The "News & Views" is a local community magazine published by citizens. It is a volunteer effort and this magazine has been published continuously since July 1947. There are currently 10 issues of the News & Views published per year. The first issues were printed in the kitchen of Miriam Nagley and her husband Sidney Nagley. They lived at 20684 Lakeshore. Miriam Nagley was the first editor. See https://baiedurfe.ca/ for current issues of the N&V and more information about the Citizen's Association of Baie-D'Urfé.
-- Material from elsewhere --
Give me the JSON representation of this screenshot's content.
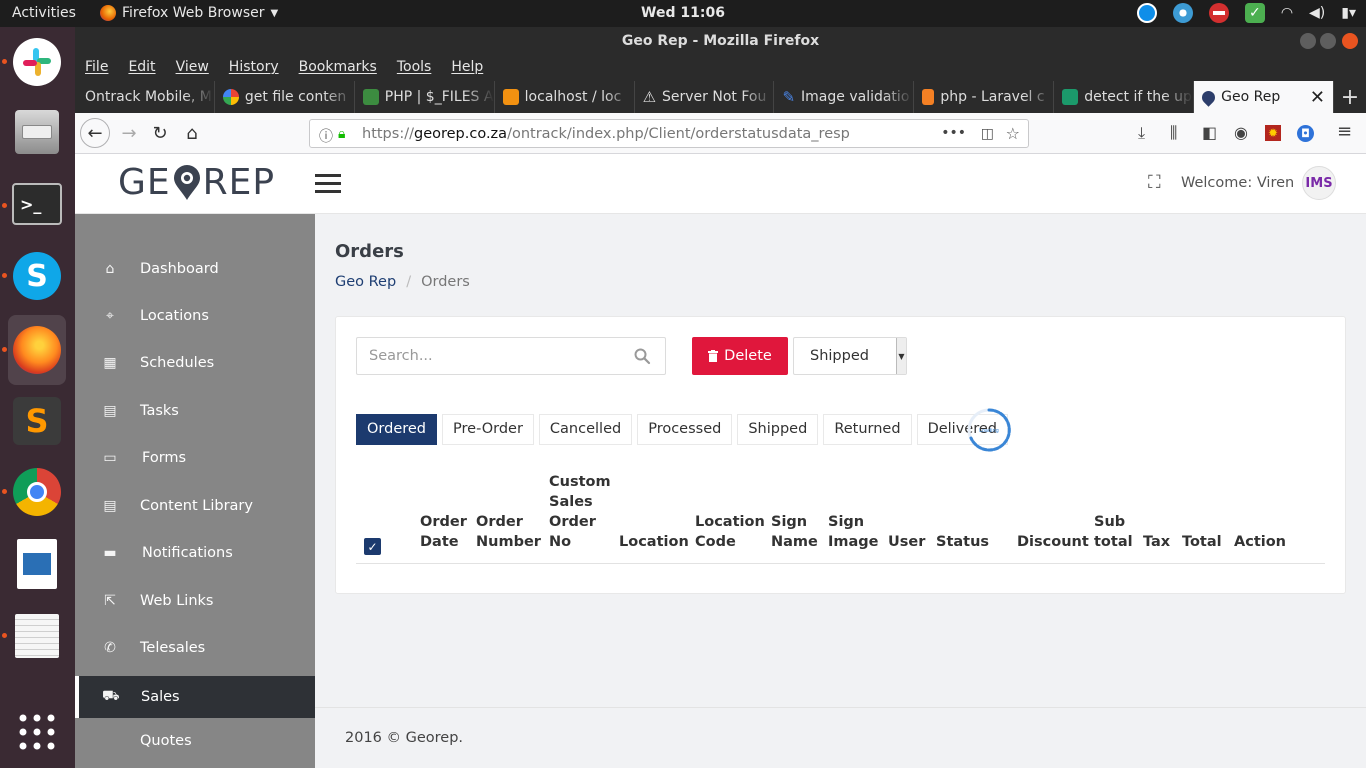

As part of the 300-year celebrations the book "Baie d'Urfé, 1686 - 1986" was published and it was printed in much higher numbers (ISBN 2-9800651-0-2). This new book, also known as "The Tricentennial Book", covers besides the early days of Baie-D'Urfé the late 1970s and 1980s. There is as well a very good series of articles that ran in the News & Views magazine from 2002 to 2005. This series of articles is available at the library as a book.
The tricentennial book: Baie d'Urfé, 1686 - 1986, ISBN 2-9800651-0-2
Tales of Baie d'Urfé by Elizabeth Howard and Sandy Knoepfel. This is a collection of history articles that ran in News & Views from 2002 to 2005 and it available at the library.
book: Bâgé-le-Châtel, Ancienne capital de la Bresse, by Jeanine Monin. ISBN-10: 291026758X, ISBN-13: 978-2910267582, Year of publication: 2002, Jeanine, the author of this book, is now (2019) living herself in the ancient retirement home, Hospital Hospice. She shows the chapel to tourists when she has time. The book has a chapter explaining the link between Bâgé-le-Châtel and the town of Baie-D'Urfé.
A special thanks goes to the editors and contributors of News & Views for their work. This local community magazine has been up and running since 1947 and it has captured a lot of important information about the community.
Note: The Town of Baie-D'Urfé is the copyright holder of the "A HISTORY OF THE TOWN OF BAIE D'URFE" book. This web site is however a private initiative and unrelated to the Town.
Do you have some stories or pictures about Baie-D’Urfé that you would like to share?
Come and join!
Contact: Guido Socher,
This page contains some material copyrighted by third parties but all other content is free and available under the creative commons Attribution License (CC BY 4.0).
p.s. The URL to these pages has the word "book" in it because of the book by Thomas Lee. There is no intention to convert these web pages into a book.